Records contained in a dataset —
╭──

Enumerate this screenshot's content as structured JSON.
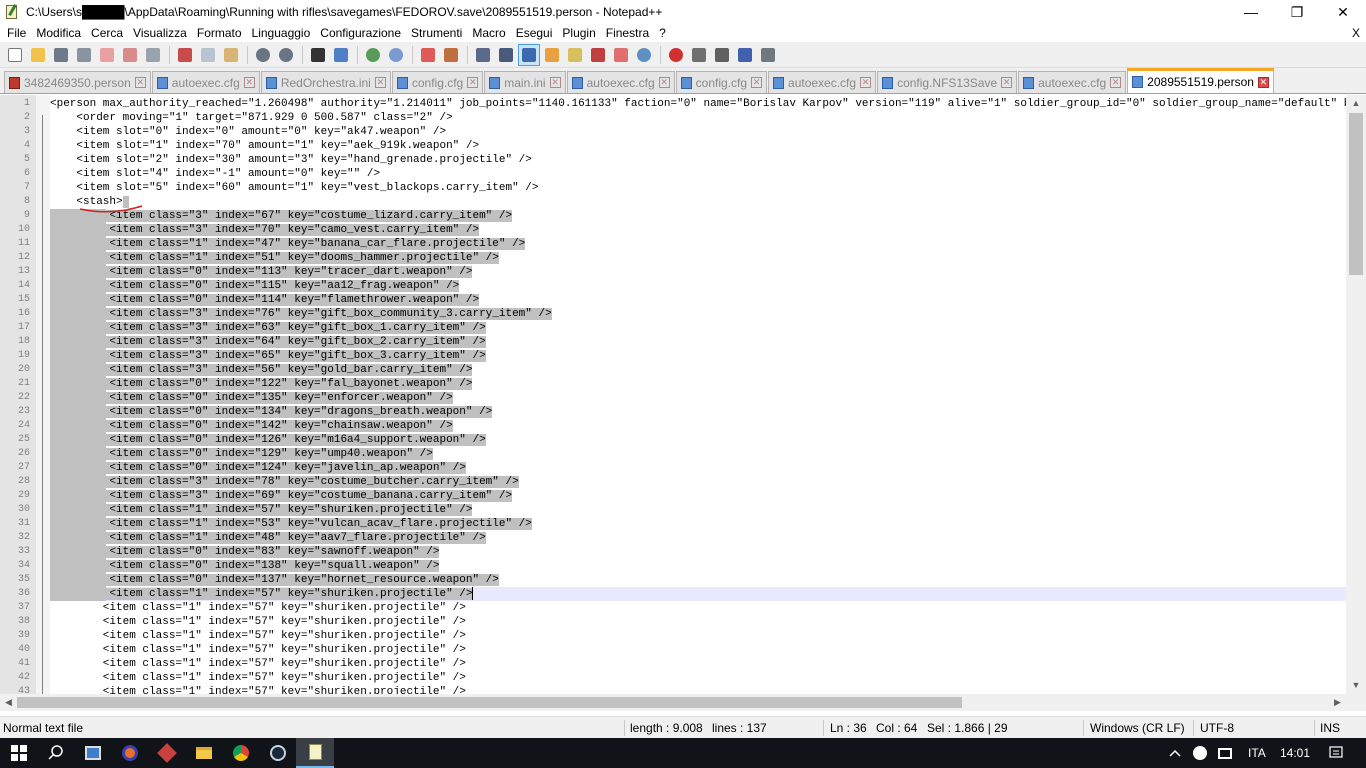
{
  "window": {
    "title": "C:\\Users\\s█████\\AppData\\Roaming\\Running with rifles\\savegames\\FEDOROV.save\\2089551519.person - Notepad++",
    "minimize": "—",
    "maximize": "❐",
    "close": "✕"
  },
  "menu": {
    "items": [
      "File",
      "Modifica",
      "Cerca",
      "Visualizza",
      "Formato",
      "Linguaggio",
      "Configurazione",
      "Strumenti",
      "Macro",
      "Esegui",
      "Plugin",
      "Finestra",
      "?"
    ],
    "close": "X"
  },
  "tabs": [
    {
      "label": "3482469350.person",
      "icon": "file-red"
    },
    {
      "label": "autoexec.cfg",
      "icon": "file-blue"
    },
    {
      "label": "RedOrchestra.ini",
      "icon": "file-blue"
    },
    {
      "label": "config.cfg",
      "icon": "file-blue"
    },
    {
      "label": "main.ini",
      "icon": "file-blue"
    },
    {
      "label": "autoexec.cfg",
      "icon": "file-blue"
    },
    {
      "label": "config.cfg",
      "icon": "file-blue"
    },
    {
      "label": "autoexec.cfg",
      "icon": "file-blue"
    },
    {
      "label": "config.NFS13Save",
      "icon": "file-blue"
    },
    {
      "label": "autoexec.cfg",
      "icon": "file-blue"
    },
    {
      "label": "2089551519.person",
      "icon": "file-blue",
      "active": true
    }
  ],
  "editor": {
    "lines": [
      {
        "n": "1",
        "text": "<person max_authority_reached=\"1.260498\" authority=\"1.214011\" job_points=\"1140.161133\" faction=\"0\" name=\"Borislav Karpov\" version=\"119\" alive=\"1\" soldier_group_id=\"0\" soldier_group_name=\"default\" block=\"",
        "sel": "none"
      },
      {
        "n": "2",
        "text": "    <order moving=\"1\" target=\"871.929 0 500.587\" class=\"2\" />",
        "sel": "none"
      },
      {
        "n": "3",
        "text": "    <item slot=\"0\" index=\"0\" amount=\"0\" key=\"ak47.weapon\" />",
        "sel": "none"
      },
      {
        "n": "4",
        "text": "    <item slot=\"1\" index=\"70\" amount=\"1\" key=\"aek_919k.weapon\" />",
        "sel": "none"
      },
      {
        "n": "5",
        "text": "    <item slot=\"2\" index=\"30\" amount=\"3\" key=\"hand_grenade.projectile\" />",
        "sel": "none"
      },
      {
        "n": "6",
        "text": "    <item slot=\"4\" index=\"-1\" amount=\"0\" key=\"\" />",
        "sel": "none"
      },
      {
        "n": "7",
        "text": "    <item slot=\"5\" index=\"60\" amount=\"1\" key=\"vest_blackops.carry_item\" />",
        "sel": "none"
      },
      {
        "n": "8",
        "text": "    <stash>",
        "sel": "tail"
      },
      {
        "n": "9",
        "text": "        <item class=\"3\" index=\"67\" key=\"costume_lizard.carry_item\" />",
        "sel": "full"
      },
      {
        "n": "10",
        "text": "        <item class=\"3\" index=\"70\" key=\"camo_vest.carry_item\" />",
        "sel": "full"
      },
      {
        "n": "11",
        "text": "        <item class=\"1\" index=\"47\" key=\"banana_car_flare.projectile\" />",
        "sel": "full"
      },
      {
        "n": "12",
        "text": "        <item class=\"1\" index=\"51\" key=\"dooms_hammer.projectile\" />",
        "sel": "full"
      },
      {
        "n": "13",
        "text": "        <item class=\"0\" index=\"113\" key=\"tracer_dart.weapon\" />",
        "sel": "full"
      },
      {
        "n": "14",
        "text": "        <item class=\"0\" index=\"115\" key=\"aa12_frag.weapon\" />",
        "sel": "full"
      },
      {
        "n": "15",
        "text": "        <item class=\"0\" index=\"114\" key=\"flamethrower.weapon\" />",
        "sel": "full"
      },
      {
        "n": "16",
        "text": "        <item class=\"3\" index=\"76\" key=\"gift_box_community_3.carry_item\" />",
        "sel": "full"
      },
      {
        "n": "17",
        "text": "        <item class=\"3\" index=\"63\" key=\"gift_box_1.carry_item\" />",
        "sel": "full"
      },
      {
        "n": "18",
        "text": "        <item class=\"3\" index=\"64\" key=\"gift_box_2.carry_item\" />",
        "sel": "full"
      },
      {
        "n": "19",
        "text": "        <item class=\"3\" index=\"65\" key=\"gift_box_3.carry_item\" />",
        "sel": "full"
      },
      {
        "n": "20",
        "text": "        <item class=\"3\" index=\"56\" key=\"gold_bar.carry_item\" />",
        "sel": "full"
      },
      {
        "n": "21",
        "text": "        <item class=\"0\" index=\"122\" key=\"fal_bayonet.weapon\" />",
        "sel": "full"
      },
      {
        "n": "22",
        "text": "        <item class=\"0\" index=\"135\" key=\"enforcer.weapon\" />",
        "sel": "full"
      },
      {
        "n": "23",
        "text": "        <item class=\"0\" index=\"134\" key=\"dragons_breath.weapon\" />",
        "sel": "full"
      },
      {
        "n": "24",
        "text": "        <item class=\"0\" index=\"142\" key=\"chainsaw.weapon\" />",
        "sel": "full"
      },
      {
        "n": "25",
        "text": "        <item class=\"0\" index=\"126\" key=\"m16a4_support.weapon\" />",
        "sel": "full"
      },
      {
        "n": "26",
        "text": "        <item class=\"0\" index=\"129\" key=\"ump40.weapon\" />",
        "sel": "full"
      },
      {
        "n": "27",
        "text": "        <item class=\"0\" index=\"124\" key=\"javelin_ap.weapon\" />",
        "sel": "full"
      },
      {
        "n": "28",
        "text": "        <item class=\"3\" index=\"78\" key=\"costume_butcher.carry_item\" />",
        "sel": "full"
      },
      {
        "n": "29",
        "text": "        <item class=\"3\" index=\"69\" key=\"costume_banana.carry_item\" />",
        "sel": "full"
      },
      {
        "n": "30",
        "text": "        <item class=\"1\" index=\"57\" key=\"shuriken.projectile\" />",
        "sel": "full"
      },
      {
        "n": "31",
        "text": "        <item class=\"1\" index=\"53\" key=\"vulcan_acav_flare.projectile\" />",
        "sel": "full"
      },
      {
        "n": "32",
        "text": "        <item class=\"1\" index=\"48\" key=\"aav7_flare.projectile\" />",
        "sel": "full"
      },
      {
        "n": "33",
        "text": "        <item class=\"0\" index=\"83\" key=\"sawnoff.weapon\" />",
        "sel": "full"
      },
      {
        "n": "34",
        "text": "        <item class=\"0\" index=\"138\" key=\"squall.weapon\" />",
        "sel": "full"
      },
      {
        "n": "35",
        "text": "        <item class=\"0\" index=\"137\" key=\"hornet_resource.weapon\" />",
        "sel": "full"
      },
      {
        "n": "36",
        "text": "        <item class=\"1\" index=\"57\" key=\"shuriken.projectile\" />",
        "sel": "full",
        "current": true
      },
      {
        "n": "37",
        "text": "        <item class=\"1\" index=\"57\" key=\"shuriken.projectile\" />",
        "sel": "none"
      },
      {
        "n": "38",
        "text": "        <item class=\"1\" index=\"57\" key=\"shuriken.projectile\" />",
        "sel": "none"
      },
      {
        "n": "39",
        "text": "        <item class=\"1\" index=\"57\" key=\"shuriken.projectile\" />",
        "sel": "none"
      },
      {
        "n": "40",
        "text": "        <item class=\"1\" index=\"57\" key=\"shuriken.projectile\" />",
        "sel": "none"
      },
      {
        "n": "41",
        "text": "        <item class=\"1\" index=\"57\" key=\"shuriken.projectile\" />",
        "sel": "none"
      },
      {
        "n": "42",
        "text": "        <item class=\"1\" index=\"57\" key=\"shuriken.projectile\" />",
        "sel": "none"
      },
      {
        "n": "43",
        "text": "        <item class=\"1\" index=\"57\" key=\"shuriken.projectile\" />",
        "sel": "none"
      }
    ]
  },
  "status": {
    "filetype": "Normal text file",
    "length": "length : 9.008",
    "lines": "lines : 137",
    "ln": "Ln : 36",
    "col": "Col : 64",
    "sel": "Sel : 1.866 | 29",
    "eol": "Windows (CR LF)",
    "encoding": "UTF-8",
    "mode": "INS"
  },
  "taskbar": {
    "lang": "ITA",
    "time": "14:01"
  },
  "colors": {
    "selection": "#c0c0c0",
    "current_line": "#e8e8ff",
    "active_tab_accent": "#f5a623",
    "taskbar": "#101418"
  }
}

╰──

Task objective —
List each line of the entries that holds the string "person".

Problem solution —
    "title": "C:\\Users\\s█████\\AppData\\Roaming\\Running with rifles\\savegames\\FEDOROV.save\\2089551519.person - Notepad++",
      "label": "3482469350.person",
      "label": "2089551519.person",
        "text": "<person max_authority_reached=\"1.260498\" authority=\"1.214011\" job_points=\"1140.161133\" faction=\"0\" name=\"Borislav Karpov\" version=\"119\" alive=\"1\" soldier_group_id=\"0\" soldier_group_name=\"default\" block=\"",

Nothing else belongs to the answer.